» **What to produce**
What lines in the records below hold the string "each"? Please show them.

Dataset items
■ ■ ■

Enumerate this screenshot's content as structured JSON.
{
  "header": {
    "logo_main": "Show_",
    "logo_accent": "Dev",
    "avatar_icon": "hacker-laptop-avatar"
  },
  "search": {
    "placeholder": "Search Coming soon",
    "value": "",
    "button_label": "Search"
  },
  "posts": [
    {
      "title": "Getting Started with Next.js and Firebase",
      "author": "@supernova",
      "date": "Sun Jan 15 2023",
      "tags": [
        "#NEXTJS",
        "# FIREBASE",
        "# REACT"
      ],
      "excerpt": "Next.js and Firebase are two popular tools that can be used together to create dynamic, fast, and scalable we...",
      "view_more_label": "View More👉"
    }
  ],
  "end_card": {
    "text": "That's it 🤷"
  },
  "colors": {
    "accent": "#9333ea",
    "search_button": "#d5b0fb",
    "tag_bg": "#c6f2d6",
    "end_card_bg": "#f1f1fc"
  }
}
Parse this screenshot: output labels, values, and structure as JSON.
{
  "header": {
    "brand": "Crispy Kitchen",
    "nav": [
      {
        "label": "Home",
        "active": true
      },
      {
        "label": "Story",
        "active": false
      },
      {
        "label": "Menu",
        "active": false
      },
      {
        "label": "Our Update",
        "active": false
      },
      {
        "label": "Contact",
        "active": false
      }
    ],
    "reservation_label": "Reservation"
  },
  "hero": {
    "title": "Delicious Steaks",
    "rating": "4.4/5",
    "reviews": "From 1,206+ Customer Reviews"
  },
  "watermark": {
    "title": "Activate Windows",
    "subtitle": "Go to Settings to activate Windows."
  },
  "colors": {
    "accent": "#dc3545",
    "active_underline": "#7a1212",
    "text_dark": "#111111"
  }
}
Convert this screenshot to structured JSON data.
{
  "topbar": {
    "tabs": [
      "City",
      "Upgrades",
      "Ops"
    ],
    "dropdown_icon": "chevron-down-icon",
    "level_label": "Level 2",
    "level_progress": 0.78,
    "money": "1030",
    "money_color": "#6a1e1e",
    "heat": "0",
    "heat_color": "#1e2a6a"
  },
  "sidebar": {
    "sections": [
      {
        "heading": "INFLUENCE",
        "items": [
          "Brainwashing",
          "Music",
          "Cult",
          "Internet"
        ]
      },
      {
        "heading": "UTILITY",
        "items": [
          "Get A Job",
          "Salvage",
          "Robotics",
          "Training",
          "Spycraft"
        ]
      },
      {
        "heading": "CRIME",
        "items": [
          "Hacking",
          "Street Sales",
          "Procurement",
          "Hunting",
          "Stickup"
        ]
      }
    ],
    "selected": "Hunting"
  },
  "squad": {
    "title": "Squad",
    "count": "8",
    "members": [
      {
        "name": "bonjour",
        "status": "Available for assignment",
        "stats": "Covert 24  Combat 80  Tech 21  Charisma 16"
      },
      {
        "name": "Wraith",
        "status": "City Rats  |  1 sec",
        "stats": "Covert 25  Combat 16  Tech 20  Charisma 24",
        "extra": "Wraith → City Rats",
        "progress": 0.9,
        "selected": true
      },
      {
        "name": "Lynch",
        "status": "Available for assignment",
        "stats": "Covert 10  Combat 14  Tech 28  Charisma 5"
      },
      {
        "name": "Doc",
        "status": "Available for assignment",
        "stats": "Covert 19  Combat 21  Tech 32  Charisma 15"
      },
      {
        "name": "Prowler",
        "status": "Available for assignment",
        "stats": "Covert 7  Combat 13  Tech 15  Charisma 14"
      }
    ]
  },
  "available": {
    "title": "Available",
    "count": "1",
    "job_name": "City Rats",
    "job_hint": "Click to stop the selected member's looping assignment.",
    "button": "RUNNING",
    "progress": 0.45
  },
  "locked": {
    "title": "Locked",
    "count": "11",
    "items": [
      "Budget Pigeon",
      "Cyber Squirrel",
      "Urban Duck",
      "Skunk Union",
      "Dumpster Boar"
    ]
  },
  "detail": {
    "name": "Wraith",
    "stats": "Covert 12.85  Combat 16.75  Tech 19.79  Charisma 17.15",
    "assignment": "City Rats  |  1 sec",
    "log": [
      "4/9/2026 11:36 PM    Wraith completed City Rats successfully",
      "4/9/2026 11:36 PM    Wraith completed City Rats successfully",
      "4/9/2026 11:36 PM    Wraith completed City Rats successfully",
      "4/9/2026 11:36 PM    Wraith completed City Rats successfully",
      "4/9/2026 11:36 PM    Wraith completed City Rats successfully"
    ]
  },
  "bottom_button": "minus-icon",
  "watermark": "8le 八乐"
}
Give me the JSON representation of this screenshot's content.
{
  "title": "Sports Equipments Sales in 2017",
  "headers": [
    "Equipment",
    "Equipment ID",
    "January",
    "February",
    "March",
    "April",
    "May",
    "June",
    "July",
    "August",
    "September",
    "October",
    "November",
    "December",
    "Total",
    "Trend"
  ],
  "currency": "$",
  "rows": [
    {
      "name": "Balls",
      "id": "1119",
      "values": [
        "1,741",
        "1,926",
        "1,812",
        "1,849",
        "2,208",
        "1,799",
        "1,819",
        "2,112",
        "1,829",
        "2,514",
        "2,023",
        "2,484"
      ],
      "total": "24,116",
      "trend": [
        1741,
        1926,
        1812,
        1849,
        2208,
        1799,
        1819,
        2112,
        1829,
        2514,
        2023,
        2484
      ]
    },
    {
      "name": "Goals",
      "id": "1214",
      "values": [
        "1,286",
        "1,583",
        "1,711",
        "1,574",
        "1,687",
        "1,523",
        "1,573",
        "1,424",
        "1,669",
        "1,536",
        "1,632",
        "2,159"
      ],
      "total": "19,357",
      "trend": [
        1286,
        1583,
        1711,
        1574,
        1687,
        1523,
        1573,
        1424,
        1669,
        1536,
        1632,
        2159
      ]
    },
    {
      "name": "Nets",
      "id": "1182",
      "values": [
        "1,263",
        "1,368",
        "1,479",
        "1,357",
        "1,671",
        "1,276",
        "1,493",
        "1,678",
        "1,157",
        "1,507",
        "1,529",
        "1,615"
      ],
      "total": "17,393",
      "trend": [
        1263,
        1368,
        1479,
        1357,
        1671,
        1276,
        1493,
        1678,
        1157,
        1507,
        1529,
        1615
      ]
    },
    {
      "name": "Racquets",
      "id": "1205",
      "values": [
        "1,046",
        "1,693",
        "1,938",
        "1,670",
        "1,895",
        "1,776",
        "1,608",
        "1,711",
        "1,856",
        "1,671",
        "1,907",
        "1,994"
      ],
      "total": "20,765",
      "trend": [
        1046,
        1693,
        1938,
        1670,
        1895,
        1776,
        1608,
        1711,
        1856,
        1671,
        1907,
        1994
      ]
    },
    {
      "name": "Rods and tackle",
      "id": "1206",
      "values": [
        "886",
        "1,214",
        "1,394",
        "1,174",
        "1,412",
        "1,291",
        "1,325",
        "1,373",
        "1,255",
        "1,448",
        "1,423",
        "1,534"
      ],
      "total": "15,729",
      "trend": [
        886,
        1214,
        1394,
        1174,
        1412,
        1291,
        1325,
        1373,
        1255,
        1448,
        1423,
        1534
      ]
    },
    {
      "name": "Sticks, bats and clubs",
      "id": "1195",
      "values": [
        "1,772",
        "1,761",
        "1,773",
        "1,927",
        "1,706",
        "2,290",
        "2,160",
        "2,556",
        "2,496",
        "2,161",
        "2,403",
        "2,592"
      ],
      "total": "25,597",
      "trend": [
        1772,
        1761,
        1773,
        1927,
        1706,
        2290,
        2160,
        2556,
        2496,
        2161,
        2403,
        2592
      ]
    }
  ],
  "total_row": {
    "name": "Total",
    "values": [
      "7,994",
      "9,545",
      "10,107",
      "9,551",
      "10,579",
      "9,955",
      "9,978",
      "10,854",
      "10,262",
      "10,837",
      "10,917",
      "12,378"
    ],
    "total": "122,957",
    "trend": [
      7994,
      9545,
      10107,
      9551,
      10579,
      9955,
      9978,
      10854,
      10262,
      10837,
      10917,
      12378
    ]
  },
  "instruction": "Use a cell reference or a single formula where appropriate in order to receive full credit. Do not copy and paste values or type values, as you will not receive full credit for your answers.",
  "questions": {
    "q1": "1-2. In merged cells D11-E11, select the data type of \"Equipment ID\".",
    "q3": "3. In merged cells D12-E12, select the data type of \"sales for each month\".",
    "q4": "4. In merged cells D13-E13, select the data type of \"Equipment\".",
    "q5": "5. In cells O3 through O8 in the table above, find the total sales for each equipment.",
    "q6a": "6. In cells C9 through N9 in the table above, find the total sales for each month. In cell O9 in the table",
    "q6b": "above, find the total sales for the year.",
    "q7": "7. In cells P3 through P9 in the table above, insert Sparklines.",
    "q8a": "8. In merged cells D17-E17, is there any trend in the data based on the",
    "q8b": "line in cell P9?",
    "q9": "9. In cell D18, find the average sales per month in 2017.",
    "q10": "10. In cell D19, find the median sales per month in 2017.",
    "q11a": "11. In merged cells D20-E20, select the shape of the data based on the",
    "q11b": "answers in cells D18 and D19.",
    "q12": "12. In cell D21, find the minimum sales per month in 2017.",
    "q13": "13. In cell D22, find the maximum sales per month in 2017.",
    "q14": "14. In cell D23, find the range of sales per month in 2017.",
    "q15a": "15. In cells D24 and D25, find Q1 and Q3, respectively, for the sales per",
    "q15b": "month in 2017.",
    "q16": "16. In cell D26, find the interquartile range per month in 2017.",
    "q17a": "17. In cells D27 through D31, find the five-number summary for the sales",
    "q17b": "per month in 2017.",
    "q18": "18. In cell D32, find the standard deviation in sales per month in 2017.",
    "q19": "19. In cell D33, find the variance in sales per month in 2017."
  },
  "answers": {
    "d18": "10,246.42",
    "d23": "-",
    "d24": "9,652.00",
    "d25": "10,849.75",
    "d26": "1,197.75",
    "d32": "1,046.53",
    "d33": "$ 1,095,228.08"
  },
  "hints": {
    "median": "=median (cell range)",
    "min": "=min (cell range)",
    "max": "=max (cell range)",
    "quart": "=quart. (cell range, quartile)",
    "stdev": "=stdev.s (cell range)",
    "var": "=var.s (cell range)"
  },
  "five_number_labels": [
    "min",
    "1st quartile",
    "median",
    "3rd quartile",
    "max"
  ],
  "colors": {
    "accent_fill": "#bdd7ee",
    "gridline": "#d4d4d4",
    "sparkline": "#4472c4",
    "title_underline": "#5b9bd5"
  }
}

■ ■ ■

» **Result**
    "q3": "3. In merged cells D12-E12, select the data type of \"sales for each month\".",
    "q5": "5. In cells O3 through O8 in the table above, find the total sales for each equipment.",
    "q6a": "6. In cells C9 through N9 in the table above, find the total sales for each month. In cell O9 in the table",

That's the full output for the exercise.